- **Activity**:
The whole answer is the data below, retyped exactly.

Excerpts from an interface dataset:
┄┄┄┄┄┄┄┄┄┄┄┄┄┄┄┄┄┄┄┄

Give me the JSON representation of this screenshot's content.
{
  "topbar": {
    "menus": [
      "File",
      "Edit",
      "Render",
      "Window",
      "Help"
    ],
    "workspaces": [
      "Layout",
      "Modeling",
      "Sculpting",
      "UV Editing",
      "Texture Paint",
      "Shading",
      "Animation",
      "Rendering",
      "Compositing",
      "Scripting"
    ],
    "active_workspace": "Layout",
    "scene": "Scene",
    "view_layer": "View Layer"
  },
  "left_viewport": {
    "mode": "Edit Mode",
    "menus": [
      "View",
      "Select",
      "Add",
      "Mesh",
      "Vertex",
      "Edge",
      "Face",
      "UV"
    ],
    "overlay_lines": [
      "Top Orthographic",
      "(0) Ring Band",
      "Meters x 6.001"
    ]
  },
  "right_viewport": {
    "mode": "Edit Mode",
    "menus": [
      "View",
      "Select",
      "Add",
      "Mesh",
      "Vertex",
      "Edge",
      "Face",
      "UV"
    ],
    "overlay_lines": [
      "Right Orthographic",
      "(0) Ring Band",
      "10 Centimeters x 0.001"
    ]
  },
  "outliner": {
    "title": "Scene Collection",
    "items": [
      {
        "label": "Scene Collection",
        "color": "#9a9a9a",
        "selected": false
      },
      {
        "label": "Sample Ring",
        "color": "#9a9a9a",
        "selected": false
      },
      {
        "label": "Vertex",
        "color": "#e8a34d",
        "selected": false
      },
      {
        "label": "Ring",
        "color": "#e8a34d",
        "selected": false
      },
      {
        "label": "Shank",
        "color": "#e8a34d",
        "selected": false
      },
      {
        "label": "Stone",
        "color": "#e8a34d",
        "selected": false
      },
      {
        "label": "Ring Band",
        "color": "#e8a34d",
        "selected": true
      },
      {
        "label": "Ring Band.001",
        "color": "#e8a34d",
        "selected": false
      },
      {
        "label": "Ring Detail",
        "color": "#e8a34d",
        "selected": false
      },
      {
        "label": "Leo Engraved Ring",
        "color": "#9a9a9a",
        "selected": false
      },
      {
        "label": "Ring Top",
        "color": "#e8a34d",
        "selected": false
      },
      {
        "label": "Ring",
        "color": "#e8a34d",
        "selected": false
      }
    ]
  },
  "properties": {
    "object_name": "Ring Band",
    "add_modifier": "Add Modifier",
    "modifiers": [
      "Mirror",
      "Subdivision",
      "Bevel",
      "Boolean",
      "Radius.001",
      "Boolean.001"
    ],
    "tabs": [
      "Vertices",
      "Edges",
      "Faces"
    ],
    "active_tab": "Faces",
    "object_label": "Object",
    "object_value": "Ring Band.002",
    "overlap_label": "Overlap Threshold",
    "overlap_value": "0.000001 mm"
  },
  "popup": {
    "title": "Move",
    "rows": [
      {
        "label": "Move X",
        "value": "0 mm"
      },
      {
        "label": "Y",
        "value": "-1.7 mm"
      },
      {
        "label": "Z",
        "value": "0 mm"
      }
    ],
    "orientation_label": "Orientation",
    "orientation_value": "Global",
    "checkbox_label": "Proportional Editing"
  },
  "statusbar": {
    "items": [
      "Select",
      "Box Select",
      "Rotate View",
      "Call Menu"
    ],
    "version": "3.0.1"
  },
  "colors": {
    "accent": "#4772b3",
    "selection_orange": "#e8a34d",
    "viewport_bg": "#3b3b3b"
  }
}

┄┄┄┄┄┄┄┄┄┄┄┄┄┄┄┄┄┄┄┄

- **Exercise result**:
Give me the JSON representation of this screenshot's content.
{
  "topbar": {
    "menus": [
      "File",
      "Edit",
      "Render",
      "Window",
      "Help"
    ],
    "workspaces": [
      "Layout",
      "Modeling",
      "Sculpting",
      "UV Editing",
      "Texture Paint",
      "Shading",
      "Animation",
      "Rendering",
      "Compositing",
      "Scripting"
    ],
    "active_workspace": "Layout",
    "scene": "Scene",
    "view_layer": "View Layer"
  },
  "left_viewport": {
    "mode": "Edit Mode",
    "menus": [
      "View",
      "Select",
      "Add",
      "Mesh",
      "Vertex",
      "Edge",
      "Face",
      "UV"
    ],
    "overlay_lines": [
      "Top Orthographic",
      "(0) Ring Band",
      "Meters x 6.001"
    ]
  },
  "right_viewport": {
    "mode": "Edit Mode",
    "menus": [
      "View",
      "Select",
      "Add",
      "Mesh",
      "Vertex",
      "Edge",
      "Face",
      "UV"
    ],
    "overlay_lines": [
      "Right Orthographic",
      "(0) Ring Band",
      "10 Centimeters x 0.001"
    ]
  },
  "outliner": {
    "title": "Scene Collection",
    "items": [
      {
        "label": "Scene Collection",
        "color": "#9a9a9a",
        "selected": false
      },
      {
        "label": "Sample Ring",
        "color": "#9a9a9a",
        "selected": false
      },
      {
        "label": "Vertex",
        "color": "#e8a34d",
        "selected": false
      },
      {
        "label": "Ring",
        "color": "#e8a34d",
        "selected": false
      },
      {
        "label": "Shank",
        "color": "#e8a34d",
        "selected": false
      },
      {
        "label": "Stone",
        "color": "#e8a34d",
        "selected": false
      },
      {
        "label": "Ring Band",
        "color": "#e8a34d",
        "selected": true
      },
      {
        "label": "Ring Band.001",
        "color": "#e8a34d",
        "selected": false
      },
      {
        "label": "Ring Detail",
        "color": "#e8a34d",
        "selected": false
      },
      {
        "label": "Leo Engraved Ring",
        "color": "#9a9a9a",
        "selected": false
      },
      {
        "label": "Ring Top",
        "color": "#e8a34d",
        "selected": false
      },
      {
        "label": "Ring",
        "color": "#e8a34d",
        "selected": false
      }
    ]
  },
  "properties": {
    "object_name": "Ring Band",
    "add_modifier": "Add Modifier",
    "modifiers": [
      "Mirror",
      "Subdivision",
      "Bevel",
      "Boolean",
      "Radius.001",
      "Boolean.001"
    ],
    "tabs": [
      "Vertices",
      "Edges",
      "Faces"
    ],
    "active_tab": "Faces",
    "object_label": "Object",
    "object_value": "Ring Band.002",
    "overlap_label": "Overlap Threshold",
    "overlap_value": "0.000001 mm"
  },
  "popup": {
    "title": "Move",
    "rows": [
      {
        "label": "Move X",
        "value": "0 mm"
      },
      {
        "label": "Y",
        "value": "-1.7 mm"
      },
      {
        "label": "Z",
        "value": "0 mm"
      }
    ],
    "orientation_label": "Orientation",
    "orientation_value": "Global",
    "checkbox_label": "Proportional Editing"
  },
  "statusbar": {
    "items": [
      "Select",
      "Box Select",
      "Rotate View",
      "Call Menu"
    ],
    "version": "3.0.1"
  },
  "colors": {
    "accent": "#4772b3",
    "selection_orange": "#e8a34d",
    "viewport_bg": "#3b3b3b"
  }
}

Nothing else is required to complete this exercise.